Data to process
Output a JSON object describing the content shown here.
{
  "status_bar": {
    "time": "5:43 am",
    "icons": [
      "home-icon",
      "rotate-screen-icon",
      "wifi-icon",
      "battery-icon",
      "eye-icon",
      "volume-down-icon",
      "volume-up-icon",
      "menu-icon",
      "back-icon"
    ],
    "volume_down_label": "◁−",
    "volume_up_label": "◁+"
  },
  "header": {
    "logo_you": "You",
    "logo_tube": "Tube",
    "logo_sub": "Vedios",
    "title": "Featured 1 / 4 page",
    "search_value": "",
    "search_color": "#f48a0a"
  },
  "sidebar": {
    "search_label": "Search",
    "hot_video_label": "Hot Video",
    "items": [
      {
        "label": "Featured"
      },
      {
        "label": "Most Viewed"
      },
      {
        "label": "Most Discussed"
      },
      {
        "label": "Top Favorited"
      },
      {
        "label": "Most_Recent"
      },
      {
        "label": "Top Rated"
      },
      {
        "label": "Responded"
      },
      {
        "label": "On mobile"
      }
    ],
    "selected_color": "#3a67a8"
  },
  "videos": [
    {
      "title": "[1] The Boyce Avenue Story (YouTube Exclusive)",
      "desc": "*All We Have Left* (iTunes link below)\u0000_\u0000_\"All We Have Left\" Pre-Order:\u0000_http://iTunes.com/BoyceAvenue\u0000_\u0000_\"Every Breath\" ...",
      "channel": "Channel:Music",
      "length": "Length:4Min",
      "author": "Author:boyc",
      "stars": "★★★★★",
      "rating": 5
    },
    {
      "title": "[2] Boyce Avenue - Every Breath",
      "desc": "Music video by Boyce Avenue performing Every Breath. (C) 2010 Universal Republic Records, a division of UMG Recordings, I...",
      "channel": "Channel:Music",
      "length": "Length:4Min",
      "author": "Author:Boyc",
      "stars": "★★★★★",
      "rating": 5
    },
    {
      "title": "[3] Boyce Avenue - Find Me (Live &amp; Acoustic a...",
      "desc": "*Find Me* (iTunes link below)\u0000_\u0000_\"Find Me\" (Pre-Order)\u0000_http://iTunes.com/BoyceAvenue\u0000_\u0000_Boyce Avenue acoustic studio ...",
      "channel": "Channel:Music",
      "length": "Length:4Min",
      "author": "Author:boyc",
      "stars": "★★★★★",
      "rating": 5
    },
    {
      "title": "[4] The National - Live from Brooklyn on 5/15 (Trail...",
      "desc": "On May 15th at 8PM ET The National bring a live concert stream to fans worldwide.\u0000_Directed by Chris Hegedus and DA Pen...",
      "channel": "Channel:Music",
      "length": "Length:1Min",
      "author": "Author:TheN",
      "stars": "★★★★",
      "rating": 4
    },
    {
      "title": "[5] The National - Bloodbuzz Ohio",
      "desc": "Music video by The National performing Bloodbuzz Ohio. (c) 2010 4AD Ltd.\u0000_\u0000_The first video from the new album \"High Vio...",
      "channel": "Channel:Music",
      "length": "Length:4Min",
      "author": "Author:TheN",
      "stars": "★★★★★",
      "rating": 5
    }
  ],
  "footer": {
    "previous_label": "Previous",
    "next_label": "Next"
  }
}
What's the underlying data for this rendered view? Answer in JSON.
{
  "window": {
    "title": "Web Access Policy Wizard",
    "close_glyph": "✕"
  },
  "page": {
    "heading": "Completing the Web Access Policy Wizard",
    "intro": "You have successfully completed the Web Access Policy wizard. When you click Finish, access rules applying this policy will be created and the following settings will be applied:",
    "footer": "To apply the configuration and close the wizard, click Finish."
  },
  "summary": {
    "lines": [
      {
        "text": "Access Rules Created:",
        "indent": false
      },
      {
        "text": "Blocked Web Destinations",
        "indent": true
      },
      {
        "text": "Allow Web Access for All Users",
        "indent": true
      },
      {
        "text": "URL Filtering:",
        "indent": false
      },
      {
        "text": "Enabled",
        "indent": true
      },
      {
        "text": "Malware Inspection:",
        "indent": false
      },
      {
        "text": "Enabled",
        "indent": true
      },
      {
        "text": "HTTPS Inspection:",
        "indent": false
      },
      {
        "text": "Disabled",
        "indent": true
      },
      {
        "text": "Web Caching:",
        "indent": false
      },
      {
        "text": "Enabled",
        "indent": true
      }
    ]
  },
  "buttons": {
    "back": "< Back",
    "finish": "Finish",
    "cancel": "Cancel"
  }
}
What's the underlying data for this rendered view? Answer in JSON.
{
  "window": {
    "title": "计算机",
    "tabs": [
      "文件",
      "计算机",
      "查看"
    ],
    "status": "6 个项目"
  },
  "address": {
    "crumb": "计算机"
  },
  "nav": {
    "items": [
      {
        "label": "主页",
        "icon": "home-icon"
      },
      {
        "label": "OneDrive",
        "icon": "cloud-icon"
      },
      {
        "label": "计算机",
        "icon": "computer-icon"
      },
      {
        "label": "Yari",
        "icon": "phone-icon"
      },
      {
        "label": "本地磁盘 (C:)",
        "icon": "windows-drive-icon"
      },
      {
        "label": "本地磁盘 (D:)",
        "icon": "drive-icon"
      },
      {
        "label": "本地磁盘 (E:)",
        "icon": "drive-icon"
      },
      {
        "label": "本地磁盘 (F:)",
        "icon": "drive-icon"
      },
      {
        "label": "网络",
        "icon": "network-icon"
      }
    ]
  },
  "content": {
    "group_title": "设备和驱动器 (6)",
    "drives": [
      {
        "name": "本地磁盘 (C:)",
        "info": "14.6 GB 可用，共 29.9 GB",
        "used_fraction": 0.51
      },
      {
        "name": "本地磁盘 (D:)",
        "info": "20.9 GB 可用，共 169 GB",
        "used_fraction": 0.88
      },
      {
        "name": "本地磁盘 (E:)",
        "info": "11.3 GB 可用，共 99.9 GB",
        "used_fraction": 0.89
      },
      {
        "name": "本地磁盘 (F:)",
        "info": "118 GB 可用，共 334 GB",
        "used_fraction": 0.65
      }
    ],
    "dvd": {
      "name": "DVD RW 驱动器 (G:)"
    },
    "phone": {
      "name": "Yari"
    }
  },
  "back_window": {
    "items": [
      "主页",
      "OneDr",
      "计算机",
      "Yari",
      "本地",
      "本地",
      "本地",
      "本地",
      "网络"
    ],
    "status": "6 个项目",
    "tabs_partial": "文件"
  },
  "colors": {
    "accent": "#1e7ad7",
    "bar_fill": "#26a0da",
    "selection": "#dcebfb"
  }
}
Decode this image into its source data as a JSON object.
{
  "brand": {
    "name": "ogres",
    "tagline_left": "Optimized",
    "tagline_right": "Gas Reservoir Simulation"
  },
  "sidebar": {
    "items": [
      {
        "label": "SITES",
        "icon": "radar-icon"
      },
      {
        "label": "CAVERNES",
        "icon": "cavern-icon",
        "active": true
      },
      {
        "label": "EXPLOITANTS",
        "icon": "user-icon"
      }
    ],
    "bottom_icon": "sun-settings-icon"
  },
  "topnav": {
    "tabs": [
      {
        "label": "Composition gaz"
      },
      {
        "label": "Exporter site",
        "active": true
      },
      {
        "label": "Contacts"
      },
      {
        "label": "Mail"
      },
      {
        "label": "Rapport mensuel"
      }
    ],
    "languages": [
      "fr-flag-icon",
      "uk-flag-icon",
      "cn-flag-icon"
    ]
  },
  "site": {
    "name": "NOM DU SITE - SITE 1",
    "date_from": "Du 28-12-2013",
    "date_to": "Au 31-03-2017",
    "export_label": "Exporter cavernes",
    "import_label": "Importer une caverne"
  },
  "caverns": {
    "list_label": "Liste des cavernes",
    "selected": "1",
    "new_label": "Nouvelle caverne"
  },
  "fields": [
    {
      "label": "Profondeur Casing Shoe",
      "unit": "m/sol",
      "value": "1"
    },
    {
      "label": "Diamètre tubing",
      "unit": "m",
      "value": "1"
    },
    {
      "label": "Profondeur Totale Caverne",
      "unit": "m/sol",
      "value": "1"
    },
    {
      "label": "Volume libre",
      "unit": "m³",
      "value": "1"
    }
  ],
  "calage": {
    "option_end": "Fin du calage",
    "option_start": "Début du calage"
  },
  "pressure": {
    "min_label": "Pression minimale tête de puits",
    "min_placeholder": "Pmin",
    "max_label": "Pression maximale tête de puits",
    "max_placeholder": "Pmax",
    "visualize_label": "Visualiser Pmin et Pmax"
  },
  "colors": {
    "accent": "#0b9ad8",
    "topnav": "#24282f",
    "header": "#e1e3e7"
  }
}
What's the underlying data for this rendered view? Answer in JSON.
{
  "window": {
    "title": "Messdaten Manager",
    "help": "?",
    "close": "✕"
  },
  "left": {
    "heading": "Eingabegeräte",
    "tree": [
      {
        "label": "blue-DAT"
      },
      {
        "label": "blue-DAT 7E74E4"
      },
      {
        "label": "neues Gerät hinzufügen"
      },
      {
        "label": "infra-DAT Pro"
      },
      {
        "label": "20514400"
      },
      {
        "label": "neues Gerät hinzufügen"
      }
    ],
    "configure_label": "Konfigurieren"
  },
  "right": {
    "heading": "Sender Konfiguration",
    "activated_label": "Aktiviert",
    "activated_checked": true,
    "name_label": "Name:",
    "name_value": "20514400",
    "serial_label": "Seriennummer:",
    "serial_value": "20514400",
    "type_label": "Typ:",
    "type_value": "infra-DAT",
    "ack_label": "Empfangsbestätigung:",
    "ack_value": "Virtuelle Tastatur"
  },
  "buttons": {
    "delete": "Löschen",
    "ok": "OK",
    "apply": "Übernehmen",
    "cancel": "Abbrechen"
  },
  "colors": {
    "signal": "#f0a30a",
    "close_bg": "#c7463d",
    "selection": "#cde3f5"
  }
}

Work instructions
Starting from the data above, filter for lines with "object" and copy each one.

Written response
Output a JSON object describing the content shown here.
Decode this image into its source data as a JSON object.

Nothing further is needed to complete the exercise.